Altered Triggering of a Prepared Movement by a Startling Stimulus

Carlsen, Anthony N., Hunt, Michael A., Inglis, J. Timothy, Sanderson, David J. and Chua, Romeo (2003) Altered Triggering of a Prepared Movement by a Startling Stimulus. Journal of neurophysiology, 89 4: 1857-1863. doi:10.1152/jn.00852.2002


Author Carlsen, Anthony N.
Hunt, Michael A.
Inglis, J. Timothy
Sanderson, David J.
Chua, Romeo
Title Altered Triggering of a Prepared Movement by a Startling Stimulus
Journal name Journal of neurophysiology   Check publisher's open access policy
ISSN 0022-3077
Publication date 2003-04
Sub-type Article (original research)
DOI 10.1152/jn.00852.2002
Volume 89
Issue 4
Start page 1857
End page 1863
Total pages 7
Place of publication Bethesda, MD
Publisher American Physiological Society
Language eng
Subject 1109 Neurosciences
Abstract Altered Triggering of a Prepared Movement by a Startling Stimulus. J. Neurophysiol. 89: 1857-1863, 2003. An experiment is reported that investigated the effects of an auditory startling stimulus on a compound movement task. Previous findings have shown that, in a targeting task, a secondary movement can be initiated based on the proprioceptive information provided by a primary movement. Studies involving the presentation of a startling stimulus have shown that in reaction time (RT) tasks, prepared ballistic movements could be released early when participants are startled. In the present study we sought to determine whether the secondary component in an ongoing movement task, once prepared, could also be triggered by a startling stimulus. Participants performed a slow active elbow extension (22°/s), opening their hand when the arm passed 55° of extension from the starting point. An unexpected 124 dB startle stimulus was presented 5, 25, or 45° into the movement. Findings showed that, when participants were startled, the secondary component was triggered despite incongruent kinesthetic information. However, this only occurred when the startle was presented late in the primary movement. This suggests that the secondary movement was not prepared prior to task initiation, but was "loaded" into lower brain structures at some point during the movement in preparation to be triggered by the CNS. This occurred late in the movement sequence, but >= 400 ms prior to reaching the target. These findings indicate that, in addition to ballistic RT tasks, a startle can be used to probe response preparation in ongoing compound movement tasks.
Q-Index Code C1
Q-Index Status Provisional Code
Institutional Status Unknown

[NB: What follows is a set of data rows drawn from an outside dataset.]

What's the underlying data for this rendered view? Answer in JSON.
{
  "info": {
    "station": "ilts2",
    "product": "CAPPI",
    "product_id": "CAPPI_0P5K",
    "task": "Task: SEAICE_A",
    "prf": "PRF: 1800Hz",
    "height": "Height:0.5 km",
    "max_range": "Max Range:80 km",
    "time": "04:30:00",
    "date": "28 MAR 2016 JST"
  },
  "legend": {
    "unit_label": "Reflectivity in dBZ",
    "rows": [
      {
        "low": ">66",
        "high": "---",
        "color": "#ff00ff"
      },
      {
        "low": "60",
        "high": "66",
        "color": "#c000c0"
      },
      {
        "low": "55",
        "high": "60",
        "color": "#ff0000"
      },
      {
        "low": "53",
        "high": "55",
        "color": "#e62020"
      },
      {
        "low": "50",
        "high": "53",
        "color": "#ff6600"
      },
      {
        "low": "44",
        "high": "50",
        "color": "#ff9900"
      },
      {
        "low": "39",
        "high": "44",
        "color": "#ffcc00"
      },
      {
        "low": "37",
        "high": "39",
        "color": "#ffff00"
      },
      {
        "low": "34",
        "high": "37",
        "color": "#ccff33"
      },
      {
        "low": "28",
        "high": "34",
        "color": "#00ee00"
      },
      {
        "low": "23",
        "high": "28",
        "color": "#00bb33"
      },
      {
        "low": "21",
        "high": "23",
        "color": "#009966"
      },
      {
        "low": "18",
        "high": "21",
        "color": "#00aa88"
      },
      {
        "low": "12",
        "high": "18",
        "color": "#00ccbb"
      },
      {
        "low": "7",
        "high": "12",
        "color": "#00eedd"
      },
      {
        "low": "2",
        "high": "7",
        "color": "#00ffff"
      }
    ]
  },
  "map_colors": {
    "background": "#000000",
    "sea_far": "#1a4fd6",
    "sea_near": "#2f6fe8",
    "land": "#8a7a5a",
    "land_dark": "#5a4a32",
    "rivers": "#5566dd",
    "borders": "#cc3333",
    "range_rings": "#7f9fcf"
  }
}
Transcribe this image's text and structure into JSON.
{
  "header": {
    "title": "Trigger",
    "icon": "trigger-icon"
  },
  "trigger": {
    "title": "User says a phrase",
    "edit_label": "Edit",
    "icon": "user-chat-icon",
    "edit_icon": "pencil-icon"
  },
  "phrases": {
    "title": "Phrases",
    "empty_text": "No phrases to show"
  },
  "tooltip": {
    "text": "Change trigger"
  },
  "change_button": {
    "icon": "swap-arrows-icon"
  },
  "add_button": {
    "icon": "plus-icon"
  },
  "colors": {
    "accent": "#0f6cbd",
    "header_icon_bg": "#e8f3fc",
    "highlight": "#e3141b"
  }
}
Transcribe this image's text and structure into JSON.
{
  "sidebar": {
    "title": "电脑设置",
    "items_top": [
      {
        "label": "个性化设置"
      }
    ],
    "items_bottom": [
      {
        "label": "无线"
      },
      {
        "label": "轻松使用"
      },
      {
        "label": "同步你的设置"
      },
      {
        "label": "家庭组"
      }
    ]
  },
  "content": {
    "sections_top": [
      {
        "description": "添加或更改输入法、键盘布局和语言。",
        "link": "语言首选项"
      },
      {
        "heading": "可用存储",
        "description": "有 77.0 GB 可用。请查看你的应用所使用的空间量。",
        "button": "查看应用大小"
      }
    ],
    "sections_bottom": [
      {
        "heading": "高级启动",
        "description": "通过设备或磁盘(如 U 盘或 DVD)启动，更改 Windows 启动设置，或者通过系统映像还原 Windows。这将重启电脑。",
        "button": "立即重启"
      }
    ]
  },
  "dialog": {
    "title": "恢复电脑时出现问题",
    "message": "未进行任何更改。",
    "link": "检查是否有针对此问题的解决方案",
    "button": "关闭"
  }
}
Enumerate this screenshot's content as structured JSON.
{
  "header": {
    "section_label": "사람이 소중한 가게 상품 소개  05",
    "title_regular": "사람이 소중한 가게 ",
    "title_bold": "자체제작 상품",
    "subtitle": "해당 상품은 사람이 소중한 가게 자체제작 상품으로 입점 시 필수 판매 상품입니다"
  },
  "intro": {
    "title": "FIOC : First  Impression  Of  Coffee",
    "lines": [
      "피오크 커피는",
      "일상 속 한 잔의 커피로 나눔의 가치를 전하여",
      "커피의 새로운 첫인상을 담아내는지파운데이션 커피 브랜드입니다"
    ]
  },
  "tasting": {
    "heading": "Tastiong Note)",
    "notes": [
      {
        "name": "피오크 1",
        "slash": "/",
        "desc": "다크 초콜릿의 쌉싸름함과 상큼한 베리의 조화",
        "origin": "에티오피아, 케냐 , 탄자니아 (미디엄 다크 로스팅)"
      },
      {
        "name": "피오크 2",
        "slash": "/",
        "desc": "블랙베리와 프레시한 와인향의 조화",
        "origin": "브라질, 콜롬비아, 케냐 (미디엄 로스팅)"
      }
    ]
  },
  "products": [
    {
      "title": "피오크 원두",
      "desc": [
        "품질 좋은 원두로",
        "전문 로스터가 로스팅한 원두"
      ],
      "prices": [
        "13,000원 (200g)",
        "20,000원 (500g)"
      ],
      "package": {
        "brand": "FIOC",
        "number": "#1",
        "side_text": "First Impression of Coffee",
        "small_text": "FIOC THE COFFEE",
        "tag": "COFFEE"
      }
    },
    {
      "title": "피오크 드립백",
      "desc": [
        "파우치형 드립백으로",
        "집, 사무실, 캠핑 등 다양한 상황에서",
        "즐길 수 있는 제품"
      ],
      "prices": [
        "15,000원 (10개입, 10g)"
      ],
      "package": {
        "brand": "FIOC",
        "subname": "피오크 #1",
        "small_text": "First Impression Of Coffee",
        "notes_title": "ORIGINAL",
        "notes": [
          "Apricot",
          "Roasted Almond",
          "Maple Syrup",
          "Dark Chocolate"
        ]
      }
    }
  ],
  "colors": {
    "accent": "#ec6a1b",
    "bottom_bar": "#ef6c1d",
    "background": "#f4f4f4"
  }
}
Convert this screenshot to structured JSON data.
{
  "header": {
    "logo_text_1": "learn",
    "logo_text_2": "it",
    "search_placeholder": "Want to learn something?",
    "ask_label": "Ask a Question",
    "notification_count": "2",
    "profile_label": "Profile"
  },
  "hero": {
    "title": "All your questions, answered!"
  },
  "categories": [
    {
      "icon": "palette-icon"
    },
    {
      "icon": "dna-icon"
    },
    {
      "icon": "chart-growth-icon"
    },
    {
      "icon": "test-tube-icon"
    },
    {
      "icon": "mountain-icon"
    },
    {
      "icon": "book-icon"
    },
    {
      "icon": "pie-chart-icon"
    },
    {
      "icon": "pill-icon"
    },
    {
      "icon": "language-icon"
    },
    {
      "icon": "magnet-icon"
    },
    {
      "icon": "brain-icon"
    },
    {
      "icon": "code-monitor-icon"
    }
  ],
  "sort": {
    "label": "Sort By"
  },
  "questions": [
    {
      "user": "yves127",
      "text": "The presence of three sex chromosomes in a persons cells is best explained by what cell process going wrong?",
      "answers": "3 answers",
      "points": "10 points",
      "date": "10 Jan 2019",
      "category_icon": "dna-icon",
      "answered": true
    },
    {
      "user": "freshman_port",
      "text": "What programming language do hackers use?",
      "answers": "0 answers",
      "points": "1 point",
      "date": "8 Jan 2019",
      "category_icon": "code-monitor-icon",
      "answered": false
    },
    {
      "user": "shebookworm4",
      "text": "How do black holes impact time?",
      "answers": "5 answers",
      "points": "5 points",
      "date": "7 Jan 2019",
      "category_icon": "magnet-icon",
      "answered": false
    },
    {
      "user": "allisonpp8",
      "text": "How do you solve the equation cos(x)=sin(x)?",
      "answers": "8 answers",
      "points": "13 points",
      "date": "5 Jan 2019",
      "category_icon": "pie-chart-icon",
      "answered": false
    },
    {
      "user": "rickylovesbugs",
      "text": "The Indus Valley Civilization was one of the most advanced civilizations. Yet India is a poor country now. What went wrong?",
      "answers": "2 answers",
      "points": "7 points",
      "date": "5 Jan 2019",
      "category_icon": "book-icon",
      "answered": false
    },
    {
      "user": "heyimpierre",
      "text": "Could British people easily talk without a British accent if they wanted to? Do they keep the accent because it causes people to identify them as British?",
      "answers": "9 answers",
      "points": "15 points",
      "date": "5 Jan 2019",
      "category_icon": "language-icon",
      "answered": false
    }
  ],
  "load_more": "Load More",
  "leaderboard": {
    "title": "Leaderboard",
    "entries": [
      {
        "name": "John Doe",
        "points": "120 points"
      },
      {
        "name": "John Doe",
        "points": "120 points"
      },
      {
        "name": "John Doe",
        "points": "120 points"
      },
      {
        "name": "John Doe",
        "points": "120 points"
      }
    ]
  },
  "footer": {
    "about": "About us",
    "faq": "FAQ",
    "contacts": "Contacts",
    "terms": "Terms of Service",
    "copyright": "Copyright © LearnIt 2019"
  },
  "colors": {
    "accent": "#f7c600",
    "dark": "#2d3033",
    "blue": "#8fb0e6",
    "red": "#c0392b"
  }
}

Document type: Journal Article
Sub-type: Article (original research)
Collections: Excellence in Research Australia (ERA) - Collection
School of Health and Rehabilitation Sciences Publications
 
Versions
Version Filter Type
Citation counts: TR Web of Science Citation Count  Cited 21 times in Thomson Reuters Web of Science Article | Citations
Scopus Citation Count Cited 21 times in Scopus Article | Citations
Google Scholar Search Google Scholar
Access Statistics: 79 Abstract Views  -  Detailed Statistics
Created: Thu, 05 Mar 2009, 12:32:14 EST by Ms Lynette Adams on behalf of School of Health & Rehabilitation Sciences